Segment Start: Records for the exercise

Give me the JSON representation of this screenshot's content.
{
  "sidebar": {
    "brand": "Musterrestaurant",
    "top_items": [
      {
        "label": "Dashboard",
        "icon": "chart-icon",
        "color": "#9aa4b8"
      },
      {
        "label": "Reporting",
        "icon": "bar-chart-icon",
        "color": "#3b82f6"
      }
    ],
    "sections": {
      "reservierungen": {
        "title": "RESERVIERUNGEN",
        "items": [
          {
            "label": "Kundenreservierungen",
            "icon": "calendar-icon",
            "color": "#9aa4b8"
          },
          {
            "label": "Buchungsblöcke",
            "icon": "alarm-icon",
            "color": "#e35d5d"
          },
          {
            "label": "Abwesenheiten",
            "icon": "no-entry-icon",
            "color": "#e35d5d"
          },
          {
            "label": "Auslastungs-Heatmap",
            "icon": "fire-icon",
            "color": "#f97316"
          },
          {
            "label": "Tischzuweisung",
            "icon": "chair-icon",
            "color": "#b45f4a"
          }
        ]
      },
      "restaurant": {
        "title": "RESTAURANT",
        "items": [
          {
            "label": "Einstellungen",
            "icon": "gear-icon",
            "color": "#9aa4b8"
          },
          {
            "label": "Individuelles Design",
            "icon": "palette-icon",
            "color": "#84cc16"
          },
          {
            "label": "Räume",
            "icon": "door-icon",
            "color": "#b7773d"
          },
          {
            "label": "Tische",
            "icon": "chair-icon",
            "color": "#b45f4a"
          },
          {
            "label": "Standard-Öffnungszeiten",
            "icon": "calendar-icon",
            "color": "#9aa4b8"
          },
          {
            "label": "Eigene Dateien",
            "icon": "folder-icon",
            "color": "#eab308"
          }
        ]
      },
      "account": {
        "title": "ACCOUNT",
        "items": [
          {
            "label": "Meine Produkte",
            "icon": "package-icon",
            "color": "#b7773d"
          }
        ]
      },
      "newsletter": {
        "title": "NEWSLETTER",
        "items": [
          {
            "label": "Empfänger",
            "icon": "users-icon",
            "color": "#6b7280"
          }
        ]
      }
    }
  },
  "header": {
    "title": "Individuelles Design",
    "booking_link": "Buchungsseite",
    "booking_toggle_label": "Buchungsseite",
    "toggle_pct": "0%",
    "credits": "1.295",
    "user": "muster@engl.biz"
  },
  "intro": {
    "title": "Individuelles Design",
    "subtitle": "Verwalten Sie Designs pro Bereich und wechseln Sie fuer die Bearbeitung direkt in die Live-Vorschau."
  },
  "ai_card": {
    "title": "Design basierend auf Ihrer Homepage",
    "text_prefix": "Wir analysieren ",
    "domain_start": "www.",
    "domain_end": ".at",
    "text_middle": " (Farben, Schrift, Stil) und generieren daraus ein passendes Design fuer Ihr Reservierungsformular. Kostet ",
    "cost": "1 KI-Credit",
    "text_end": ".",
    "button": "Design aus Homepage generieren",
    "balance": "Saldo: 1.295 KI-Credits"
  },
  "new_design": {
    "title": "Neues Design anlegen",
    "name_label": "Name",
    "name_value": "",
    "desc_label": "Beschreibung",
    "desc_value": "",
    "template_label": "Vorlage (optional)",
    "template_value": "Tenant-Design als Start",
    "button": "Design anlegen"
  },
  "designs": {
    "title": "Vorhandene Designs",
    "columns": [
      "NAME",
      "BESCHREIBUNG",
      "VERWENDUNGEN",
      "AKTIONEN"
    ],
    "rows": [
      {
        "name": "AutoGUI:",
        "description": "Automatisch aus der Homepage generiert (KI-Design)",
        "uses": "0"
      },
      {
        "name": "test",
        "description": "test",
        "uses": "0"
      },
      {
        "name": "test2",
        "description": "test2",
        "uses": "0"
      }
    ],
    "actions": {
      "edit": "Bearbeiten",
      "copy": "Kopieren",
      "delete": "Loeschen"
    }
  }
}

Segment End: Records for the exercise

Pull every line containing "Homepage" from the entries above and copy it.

    "title": "Design basierend auf Ihrer Homepage",
    "button": "Design aus Homepage generieren",
        "description": "Automatisch aus der Homepage generiert (KI-Design)",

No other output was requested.